Work required ▸ In the data below, locate each line with the word "Sale" and list it.

BEGIN

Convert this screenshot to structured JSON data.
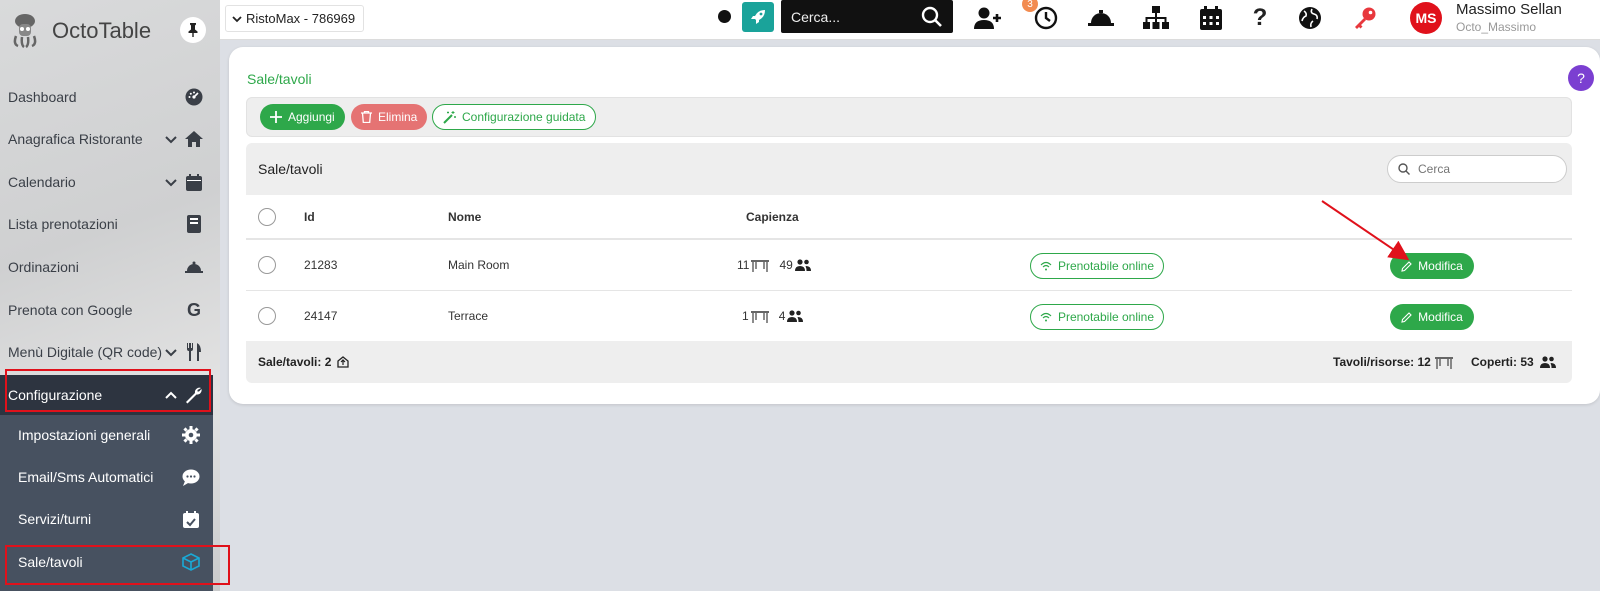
{
  "sidebar": {
    "brand": "OctoTable",
    "items": [
      {
        "label": "Dashboard",
        "icon": "dashboard-gauge-icon",
        "chevron": false
      },
      {
        "label": "Anagrafica Ristorante",
        "icon": "home-icon",
        "chevron": true
      },
      {
        "label": "Calendario",
        "icon": "calendar-icon",
        "chevron": true
      },
      {
        "label": "Lista prenotazioni",
        "icon": "book-icon",
        "chevron": false
      },
      {
        "label": "Ordinazioni",
        "icon": "cloche-icon",
        "chevron": false
      },
      {
        "label": "Prenota con Google",
        "icon": "google-icon",
        "chevron": false
      },
      {
        "label": "Menù Digitale (QR code)",
        "icon": "utensils-icon",
        "chevron": true
      },
      {
        "label": "Configurazione",
        "icon": "wrench-icon",
        "chevron": true
      }
    ],
    "subitems": [
      {
        "label": "Impostazioni generali",
        "icon": "gear-icon"
      },
      {
        "label": "Email/Sms Automatici",
        "icon": "chat-bubble-icon"
      },
      {
        "label": "Servizi/turni",
        "icon": "calendar-check-icon"
      },
      {
        "label": "Sale/tavoli",
        "icon": "cube-icon"
      }
    ]
  },
  "topbar": {
    "restaurant": "RistoMax - 786969",
    "search_placeholder": "Cerca...",
    "notification_count": "3",
    "user_initials": "MS",
    "user_name": "Massimo Sellan",
    "user_handle": "Octo_Massimo"
  },
  "page": {
    "title": "Sale/tavoli",
    "help": "?",
    "toolbar": {
      "add": "Aggiungi",
      "delete": "Elimina",
      "wizard": "Configurazione guidata"
    },
    "table": {
      "title": "Sale/tavoli",
      "search_placeholder": "Cerca",
      "columns": {
        "id": "Id",
        "name": "Nome",
        "capacity": "Capienza"
      },
      "rows": [
        {
          "id": "21283",
          "name": "Main Room",
          "tables": "11",
          "seats": "49",
          "online": "Prenotabile online",
          "edit": "Modifica"
        },
        {
          "id": "24147",
          "name": "Terrace",
          "tables": "1",
          "seats": "4",
          "online": "Prenotabile online",
          "edit": "Modifica"
        }
      ],
      "footer": {
        "rooms": "Sale/tavoli: 2",
        "tables": "Tavoli/risorse: 12",
        "covers": "Coperti: 53"
      }
    }
  },
  "colors": {
    "green": "#2ea84a",
    "red_highlight": "#e0111b",
    "teal": "#1aa39a",
    "purple": "#7b3fd1"
  }
}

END

Finished task ▸
        "label": "Sale/tavoli",
    "title": "Sale/tavoli",
      "title": "Sale/tavoli",
        "rooms": "Sale/tavoli: 2",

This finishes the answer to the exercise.